Upholding constitutional principles is not an appropriate role for a member of the Federal Election Commission, Democratic Commissioner Ann Ravel said on Thursday.
The comments came as part of a growing debate over a recent vote by Democrats on the commission to impose a penalty on Fox News for holding a Republican presidential debate. Democrats contended that the network should have been forced to include Mark Everson, a former IRS commissioner who ran for the GOP nomination, in one of the debates.
"We responded ... in our view, in a nonpartisan way, in a way that was consistent with the clear law," said Ravel, who also chaired the agency last year. "My role in the commission is not to apply constitutional principles because I'm not on the Supreme Court. If I were, I'd be happy to do so. We're a regulatory agency and our role is to follow the law and apply the law."
Her comment, which came in an interview with the Washington Post, seemed to contradict a statement Ravel made in May when she qualified her support for more regulations on the Internet. "I feel very strongly about the First Amendment and the rights of the press," she said at the time. "My point is that the Internet has advanced greatly ... and the FEC's rules about it are, potentially, obsolete. Our role is to talk about them."
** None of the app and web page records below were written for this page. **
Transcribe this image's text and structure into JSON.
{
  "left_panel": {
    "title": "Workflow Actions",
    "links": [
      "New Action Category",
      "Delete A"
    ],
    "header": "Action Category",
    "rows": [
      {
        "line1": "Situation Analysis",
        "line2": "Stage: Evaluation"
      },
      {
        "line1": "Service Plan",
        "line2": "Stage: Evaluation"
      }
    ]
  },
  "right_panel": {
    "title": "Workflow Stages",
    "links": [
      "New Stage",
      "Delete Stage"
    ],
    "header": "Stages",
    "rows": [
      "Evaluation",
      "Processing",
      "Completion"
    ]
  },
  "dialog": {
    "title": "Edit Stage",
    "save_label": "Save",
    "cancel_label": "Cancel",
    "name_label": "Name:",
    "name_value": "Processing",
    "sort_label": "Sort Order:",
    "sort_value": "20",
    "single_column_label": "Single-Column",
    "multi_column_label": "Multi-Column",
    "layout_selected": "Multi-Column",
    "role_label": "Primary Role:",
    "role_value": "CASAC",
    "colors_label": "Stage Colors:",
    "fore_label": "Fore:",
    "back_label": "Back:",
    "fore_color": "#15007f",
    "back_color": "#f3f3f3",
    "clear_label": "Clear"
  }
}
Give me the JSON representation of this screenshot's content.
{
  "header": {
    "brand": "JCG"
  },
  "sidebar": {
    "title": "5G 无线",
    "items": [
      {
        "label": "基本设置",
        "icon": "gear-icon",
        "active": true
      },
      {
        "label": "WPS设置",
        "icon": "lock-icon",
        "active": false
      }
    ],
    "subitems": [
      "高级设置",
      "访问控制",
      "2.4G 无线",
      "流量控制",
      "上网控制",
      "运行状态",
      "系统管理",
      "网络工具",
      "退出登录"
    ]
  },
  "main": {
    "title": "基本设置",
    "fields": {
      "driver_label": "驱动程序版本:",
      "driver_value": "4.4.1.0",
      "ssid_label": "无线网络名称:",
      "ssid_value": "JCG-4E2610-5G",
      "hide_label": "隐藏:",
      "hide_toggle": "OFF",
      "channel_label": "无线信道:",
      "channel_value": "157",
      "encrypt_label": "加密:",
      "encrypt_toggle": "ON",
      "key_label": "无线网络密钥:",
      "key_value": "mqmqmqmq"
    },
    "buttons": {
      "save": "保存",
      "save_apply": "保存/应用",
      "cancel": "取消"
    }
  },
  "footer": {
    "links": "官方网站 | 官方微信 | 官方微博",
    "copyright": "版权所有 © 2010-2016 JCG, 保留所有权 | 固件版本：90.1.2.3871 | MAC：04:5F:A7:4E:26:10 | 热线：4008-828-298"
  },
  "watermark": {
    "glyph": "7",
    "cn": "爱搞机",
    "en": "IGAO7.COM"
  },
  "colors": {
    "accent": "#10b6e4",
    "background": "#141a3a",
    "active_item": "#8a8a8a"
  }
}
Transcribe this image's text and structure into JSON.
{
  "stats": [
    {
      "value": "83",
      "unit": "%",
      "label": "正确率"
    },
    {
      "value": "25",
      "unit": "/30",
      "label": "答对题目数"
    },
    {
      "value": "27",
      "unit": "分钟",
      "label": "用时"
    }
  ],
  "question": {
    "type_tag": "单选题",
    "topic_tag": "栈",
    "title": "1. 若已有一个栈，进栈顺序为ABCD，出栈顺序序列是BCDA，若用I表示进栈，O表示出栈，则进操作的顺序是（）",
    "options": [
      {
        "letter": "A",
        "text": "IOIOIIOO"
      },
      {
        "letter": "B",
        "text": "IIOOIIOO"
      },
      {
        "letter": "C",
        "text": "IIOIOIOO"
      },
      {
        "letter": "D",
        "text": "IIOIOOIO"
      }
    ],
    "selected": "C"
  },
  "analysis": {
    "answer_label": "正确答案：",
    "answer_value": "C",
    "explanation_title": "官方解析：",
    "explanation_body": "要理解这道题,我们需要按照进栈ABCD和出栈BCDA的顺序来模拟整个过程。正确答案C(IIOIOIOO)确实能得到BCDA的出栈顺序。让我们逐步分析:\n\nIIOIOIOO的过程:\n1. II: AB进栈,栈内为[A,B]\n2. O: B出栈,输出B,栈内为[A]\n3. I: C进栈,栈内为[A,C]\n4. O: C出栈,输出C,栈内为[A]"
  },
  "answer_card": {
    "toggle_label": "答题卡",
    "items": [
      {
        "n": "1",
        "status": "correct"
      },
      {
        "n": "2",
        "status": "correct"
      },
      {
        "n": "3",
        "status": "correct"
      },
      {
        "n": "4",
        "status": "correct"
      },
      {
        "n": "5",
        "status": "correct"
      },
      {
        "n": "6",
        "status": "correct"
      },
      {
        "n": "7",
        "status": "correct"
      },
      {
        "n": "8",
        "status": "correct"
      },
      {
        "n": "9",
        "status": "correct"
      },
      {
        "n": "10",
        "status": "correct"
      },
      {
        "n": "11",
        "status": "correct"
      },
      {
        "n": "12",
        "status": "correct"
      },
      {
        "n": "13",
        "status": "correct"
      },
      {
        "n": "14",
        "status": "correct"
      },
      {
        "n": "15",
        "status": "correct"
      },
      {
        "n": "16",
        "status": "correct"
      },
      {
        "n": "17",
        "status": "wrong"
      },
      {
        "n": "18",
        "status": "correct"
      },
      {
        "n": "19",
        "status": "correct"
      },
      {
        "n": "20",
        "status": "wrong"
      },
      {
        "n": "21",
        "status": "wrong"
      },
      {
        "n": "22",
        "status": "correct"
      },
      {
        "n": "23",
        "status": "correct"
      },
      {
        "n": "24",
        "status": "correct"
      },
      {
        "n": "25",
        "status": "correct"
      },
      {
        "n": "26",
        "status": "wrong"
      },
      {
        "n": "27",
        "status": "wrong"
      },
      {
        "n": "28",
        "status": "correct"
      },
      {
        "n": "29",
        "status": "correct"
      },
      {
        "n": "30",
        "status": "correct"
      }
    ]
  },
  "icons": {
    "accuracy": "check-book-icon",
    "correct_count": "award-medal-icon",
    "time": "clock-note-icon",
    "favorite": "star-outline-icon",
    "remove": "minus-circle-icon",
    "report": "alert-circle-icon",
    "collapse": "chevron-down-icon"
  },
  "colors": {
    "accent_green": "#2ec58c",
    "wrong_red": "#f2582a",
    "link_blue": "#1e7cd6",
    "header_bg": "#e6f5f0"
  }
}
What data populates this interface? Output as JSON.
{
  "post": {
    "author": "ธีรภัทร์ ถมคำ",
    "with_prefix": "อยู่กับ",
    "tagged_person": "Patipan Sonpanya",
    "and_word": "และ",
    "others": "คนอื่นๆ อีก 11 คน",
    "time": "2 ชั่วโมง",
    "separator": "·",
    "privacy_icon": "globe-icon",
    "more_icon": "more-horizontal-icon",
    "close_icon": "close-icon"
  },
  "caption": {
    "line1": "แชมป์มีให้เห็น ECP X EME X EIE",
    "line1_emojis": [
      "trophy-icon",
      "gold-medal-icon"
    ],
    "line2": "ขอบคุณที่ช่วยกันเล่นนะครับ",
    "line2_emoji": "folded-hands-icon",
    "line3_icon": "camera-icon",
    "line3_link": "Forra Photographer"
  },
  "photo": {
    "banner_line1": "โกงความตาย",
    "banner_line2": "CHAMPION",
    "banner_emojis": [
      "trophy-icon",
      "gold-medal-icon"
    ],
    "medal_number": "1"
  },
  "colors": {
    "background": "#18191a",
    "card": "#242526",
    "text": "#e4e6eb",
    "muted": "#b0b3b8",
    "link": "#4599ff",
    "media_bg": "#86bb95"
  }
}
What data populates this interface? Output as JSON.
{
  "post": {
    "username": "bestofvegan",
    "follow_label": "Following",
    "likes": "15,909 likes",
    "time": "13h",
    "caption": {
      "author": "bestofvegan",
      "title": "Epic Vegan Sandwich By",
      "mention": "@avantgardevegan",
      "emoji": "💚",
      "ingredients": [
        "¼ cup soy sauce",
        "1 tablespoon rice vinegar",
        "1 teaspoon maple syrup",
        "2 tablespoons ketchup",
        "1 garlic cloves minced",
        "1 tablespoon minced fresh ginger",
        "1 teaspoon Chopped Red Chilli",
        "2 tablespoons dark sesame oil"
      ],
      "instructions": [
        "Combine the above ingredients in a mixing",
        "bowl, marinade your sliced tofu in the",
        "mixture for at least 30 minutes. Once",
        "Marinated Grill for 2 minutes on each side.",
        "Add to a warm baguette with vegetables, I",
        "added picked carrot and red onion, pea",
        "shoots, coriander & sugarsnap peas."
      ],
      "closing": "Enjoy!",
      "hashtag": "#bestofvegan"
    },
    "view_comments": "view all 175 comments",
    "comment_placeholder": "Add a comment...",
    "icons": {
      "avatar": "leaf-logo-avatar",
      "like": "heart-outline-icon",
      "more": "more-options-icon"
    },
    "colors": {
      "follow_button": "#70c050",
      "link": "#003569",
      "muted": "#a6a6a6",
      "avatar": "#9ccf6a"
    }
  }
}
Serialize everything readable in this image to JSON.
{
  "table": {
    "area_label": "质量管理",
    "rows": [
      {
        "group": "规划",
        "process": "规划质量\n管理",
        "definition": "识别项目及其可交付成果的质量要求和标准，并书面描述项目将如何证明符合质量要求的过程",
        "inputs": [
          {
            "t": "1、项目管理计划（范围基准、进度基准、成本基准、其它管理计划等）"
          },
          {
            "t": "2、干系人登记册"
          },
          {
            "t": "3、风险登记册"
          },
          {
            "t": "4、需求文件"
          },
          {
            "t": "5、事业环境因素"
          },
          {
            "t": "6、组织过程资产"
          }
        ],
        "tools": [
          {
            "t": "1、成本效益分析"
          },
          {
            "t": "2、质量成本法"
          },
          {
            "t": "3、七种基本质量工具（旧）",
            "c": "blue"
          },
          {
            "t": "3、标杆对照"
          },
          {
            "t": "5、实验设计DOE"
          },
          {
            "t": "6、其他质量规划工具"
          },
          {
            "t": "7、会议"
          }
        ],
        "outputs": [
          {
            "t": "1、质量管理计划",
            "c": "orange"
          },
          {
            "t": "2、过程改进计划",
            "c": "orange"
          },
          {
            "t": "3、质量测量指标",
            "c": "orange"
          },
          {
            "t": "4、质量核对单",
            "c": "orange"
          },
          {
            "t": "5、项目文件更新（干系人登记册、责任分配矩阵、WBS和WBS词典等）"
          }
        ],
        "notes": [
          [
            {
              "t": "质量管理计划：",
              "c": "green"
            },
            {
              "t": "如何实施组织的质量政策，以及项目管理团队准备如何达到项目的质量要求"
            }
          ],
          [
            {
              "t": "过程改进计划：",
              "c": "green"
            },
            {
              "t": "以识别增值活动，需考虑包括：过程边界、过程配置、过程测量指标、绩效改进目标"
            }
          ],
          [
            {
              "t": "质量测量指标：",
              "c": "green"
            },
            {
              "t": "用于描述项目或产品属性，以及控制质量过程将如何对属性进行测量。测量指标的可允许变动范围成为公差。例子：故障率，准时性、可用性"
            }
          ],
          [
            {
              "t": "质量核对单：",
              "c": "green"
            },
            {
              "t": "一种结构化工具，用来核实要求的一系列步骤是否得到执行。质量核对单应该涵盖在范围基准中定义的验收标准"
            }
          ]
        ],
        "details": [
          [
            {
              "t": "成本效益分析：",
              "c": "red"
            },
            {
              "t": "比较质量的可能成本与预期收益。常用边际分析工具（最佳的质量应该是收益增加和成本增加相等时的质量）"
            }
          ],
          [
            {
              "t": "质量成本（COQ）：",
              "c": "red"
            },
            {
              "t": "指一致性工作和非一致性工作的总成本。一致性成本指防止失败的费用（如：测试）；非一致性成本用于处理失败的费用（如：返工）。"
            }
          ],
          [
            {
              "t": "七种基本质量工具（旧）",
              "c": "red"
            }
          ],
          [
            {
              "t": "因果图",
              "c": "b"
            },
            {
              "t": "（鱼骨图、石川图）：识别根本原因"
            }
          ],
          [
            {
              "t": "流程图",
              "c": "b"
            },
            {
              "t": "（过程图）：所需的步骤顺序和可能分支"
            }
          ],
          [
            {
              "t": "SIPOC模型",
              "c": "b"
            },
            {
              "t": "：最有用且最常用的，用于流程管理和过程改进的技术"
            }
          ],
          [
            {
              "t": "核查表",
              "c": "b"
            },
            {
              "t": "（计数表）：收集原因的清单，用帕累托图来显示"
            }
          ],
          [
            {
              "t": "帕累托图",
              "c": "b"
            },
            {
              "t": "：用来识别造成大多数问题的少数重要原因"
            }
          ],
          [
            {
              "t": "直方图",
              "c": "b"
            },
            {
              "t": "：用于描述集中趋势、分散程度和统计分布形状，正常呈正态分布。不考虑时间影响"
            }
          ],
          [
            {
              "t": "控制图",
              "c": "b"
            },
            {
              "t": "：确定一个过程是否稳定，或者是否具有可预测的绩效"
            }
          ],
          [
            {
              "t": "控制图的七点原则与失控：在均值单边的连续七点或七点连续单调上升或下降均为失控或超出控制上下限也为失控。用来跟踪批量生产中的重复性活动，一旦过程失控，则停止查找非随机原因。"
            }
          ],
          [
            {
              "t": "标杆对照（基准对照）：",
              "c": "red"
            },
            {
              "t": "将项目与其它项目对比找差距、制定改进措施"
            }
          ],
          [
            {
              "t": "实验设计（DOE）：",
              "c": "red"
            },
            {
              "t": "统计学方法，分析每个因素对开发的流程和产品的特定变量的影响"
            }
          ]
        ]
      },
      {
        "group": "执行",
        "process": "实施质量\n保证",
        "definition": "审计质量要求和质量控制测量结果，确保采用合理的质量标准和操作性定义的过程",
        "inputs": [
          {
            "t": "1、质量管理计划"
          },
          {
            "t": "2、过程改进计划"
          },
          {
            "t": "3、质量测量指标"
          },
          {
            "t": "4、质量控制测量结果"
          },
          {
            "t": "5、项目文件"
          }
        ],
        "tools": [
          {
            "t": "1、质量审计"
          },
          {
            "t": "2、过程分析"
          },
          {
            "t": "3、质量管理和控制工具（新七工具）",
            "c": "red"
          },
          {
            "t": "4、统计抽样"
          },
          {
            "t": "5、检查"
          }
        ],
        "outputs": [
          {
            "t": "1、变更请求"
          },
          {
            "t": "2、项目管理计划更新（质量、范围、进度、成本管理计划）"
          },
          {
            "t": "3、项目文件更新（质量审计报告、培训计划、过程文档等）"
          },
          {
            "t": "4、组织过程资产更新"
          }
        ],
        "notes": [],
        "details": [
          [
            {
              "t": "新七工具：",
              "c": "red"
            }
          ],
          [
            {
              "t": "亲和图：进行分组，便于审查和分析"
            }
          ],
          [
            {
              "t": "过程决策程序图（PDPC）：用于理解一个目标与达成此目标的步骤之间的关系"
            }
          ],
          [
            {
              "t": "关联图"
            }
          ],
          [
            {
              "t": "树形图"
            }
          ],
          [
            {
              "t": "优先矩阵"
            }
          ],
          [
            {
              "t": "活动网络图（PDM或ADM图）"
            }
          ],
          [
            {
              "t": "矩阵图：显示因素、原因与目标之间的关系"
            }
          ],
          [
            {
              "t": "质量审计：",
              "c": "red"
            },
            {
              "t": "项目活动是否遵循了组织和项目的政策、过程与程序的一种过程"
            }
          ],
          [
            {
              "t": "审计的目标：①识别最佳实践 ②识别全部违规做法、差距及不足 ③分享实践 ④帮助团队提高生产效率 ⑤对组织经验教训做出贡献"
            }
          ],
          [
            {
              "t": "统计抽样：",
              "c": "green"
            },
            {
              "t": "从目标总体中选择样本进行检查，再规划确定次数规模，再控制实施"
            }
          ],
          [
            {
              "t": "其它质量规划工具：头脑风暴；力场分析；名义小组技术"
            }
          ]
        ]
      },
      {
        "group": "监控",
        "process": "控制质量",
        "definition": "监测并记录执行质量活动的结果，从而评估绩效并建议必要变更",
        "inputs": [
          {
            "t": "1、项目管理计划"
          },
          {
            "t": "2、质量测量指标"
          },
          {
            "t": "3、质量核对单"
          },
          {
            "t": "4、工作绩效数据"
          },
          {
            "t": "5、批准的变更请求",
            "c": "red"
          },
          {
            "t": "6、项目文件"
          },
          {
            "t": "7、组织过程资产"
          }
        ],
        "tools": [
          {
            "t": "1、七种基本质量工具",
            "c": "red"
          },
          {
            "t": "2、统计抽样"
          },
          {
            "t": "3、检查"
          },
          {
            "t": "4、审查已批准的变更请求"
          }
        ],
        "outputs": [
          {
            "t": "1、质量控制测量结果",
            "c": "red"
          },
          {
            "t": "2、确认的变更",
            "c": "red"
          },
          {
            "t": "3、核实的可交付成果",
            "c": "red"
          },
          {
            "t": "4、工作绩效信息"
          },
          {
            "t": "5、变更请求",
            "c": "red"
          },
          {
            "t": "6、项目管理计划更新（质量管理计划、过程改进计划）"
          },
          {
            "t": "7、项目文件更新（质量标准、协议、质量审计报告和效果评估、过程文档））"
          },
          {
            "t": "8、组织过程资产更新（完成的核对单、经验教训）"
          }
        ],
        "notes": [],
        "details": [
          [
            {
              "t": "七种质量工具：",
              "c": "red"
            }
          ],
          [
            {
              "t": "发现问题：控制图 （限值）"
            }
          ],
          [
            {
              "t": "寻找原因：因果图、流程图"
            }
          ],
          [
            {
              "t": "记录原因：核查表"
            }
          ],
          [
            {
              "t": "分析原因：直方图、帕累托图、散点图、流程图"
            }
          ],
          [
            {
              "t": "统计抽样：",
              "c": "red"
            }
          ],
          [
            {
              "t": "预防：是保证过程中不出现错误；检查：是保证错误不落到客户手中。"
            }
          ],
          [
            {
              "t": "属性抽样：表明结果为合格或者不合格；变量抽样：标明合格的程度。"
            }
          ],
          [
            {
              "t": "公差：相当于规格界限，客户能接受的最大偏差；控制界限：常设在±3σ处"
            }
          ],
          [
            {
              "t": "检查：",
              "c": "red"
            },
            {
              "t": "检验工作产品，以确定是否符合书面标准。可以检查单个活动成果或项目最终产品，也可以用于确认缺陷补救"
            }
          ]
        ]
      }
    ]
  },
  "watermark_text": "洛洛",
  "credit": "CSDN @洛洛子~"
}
On Thursday, Ravel issued a statement explaining her support for penalizing Fox, which would have included a $5,000 fine. The network's decision to switch the participation criteria for a debate "from relying upon an objective numerical criteria of recent national polls to instead [requiring] a candidate's name be 'consistently' offered in recent national [polling] ... transformed the debate-eligibility rules and provided no guidance for candidates or the public on the application of the new standards," Ravel wrote, adding that the action amounted to "promoting pre-chosen candidates."